**Exercise details:**
Reproduce the complete set of records, exactly as they appear.

Excerpts from an interface dataset

====

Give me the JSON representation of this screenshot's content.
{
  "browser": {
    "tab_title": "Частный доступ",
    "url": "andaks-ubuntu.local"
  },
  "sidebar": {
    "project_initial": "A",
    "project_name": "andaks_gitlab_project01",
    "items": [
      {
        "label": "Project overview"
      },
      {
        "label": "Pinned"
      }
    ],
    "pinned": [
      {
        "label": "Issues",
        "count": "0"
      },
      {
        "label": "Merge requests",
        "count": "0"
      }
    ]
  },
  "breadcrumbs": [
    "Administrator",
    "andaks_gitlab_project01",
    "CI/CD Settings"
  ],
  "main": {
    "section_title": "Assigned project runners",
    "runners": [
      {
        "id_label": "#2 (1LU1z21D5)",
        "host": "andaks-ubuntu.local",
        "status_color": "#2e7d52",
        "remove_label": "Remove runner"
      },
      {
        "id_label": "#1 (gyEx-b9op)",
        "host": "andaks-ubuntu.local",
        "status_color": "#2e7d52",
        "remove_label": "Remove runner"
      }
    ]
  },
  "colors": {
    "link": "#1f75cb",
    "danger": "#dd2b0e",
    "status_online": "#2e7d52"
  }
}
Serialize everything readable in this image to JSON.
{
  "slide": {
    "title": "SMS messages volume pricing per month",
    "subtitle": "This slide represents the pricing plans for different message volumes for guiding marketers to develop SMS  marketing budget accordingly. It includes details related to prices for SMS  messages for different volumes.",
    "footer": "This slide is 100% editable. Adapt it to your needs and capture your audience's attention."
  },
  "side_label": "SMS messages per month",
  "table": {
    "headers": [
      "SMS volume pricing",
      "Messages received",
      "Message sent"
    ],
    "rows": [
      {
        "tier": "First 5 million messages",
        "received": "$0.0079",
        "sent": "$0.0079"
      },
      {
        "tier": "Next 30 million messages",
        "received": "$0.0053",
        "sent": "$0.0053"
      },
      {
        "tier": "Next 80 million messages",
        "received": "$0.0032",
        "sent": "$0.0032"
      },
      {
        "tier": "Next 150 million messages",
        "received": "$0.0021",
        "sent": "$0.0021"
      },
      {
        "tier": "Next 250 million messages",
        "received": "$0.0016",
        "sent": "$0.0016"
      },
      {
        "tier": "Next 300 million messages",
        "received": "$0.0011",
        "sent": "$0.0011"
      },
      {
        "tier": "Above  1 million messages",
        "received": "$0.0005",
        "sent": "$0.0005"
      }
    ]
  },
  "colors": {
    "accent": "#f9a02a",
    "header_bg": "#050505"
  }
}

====

**Answer to the exercise:**
Give me the JSON representation of this screenshot's content.
{
  "browser": {
    "tab_title": "Частный доступ",
    "url": "andaks-ubuntu.local"
  },
  "sidebar": {
    "project_initial": "A",
    "project_name": "andaks_gitlab_project01",
    "items": [
      {
        "label": "Project overview"
      },
      {
        "label": "Pinned"
      }
    ],
    "pinned": [
      {
        "label": "Issues",
        "count": "0"
      },
      {
        "label": "Merge requests",
        "count": "0"
      }
    ]
  },
  "breadcrumbs": [
    "Administrator",
    "andaks_gitlab_project01",
    "CI/CD Settings"
  ],
  "main": {
    "section_title": "Assigned project runners",
    "runners": [
      {
        "id_label": "#2 (1LU1z21D5)",
        "host": "andaks-ubuntu.local",
        "status_color": "#2e7d52",
        "remove_label": "Remove runner"
      },
      {
        "id_label": "#1 (gyEx-b9op)",
        "host": "andaks-ubuntu.local",
        "status_color": "#2e7d52",
        "remove_label": "Remove runner"
      }
    ]
  },
  "colors": {
    "link": "#1f75cb",
    "danger": "#dd2b0e",
    "status_online": "#2e7d52"
  }
}
Serialize everything readable in this image to JSON.
{
  "slide": {
    "title": "SMS messages volume pricing per month",
    "subtitle": "This slide represents the pricing plans for different message volumes for guiding marketers to develop SMS  marketing budget accordingly. It includes details related to prices for SMS  messages for different volumes.",
    "footer": "This slide is 100% editable. Adapt it to your needs and capture your audience's attention."
  },
  "side_label": "SMS messages per month",
  "table": {
    "headers": [
      "SMS volume pricing",
      "Messages received",
      "Message sent"
    ],
    "rows": [
      {
        "tier": "First 5 million messages",
        "received": "$0.0079",
        "sent": "$0.0079"
      },
      {
        "tier": "Next 30 million messages",
        "received": "$0.0053",
        "sent": "$0.0053"
      },
      {
        "tier": "Next 80 million messages",
        "received": "$0.0032",
        "sent": "$0.0032"
      },
      {
        "tier": "Next 150 million messages",
        "received": "$0.0021",
        "sent": "$0.0021"
      },
      {
        "tier": "Next 250 million messages",
        "received": "$0.0016",
        "sent": "$0.0016"
      },
      {
        "tier": "Next 300 million messages",
        "received": "$0.0011",
        "sent": "$0.0011"
      },
      {
        "tier": "Above  1 million messages",
        "received": "$0.0005",
        "sent": "$0.0005"
      }
    ]
  },
  "colors": {
    "accent": "#f9a02a",
    "header_bg": "#050505"
  }
}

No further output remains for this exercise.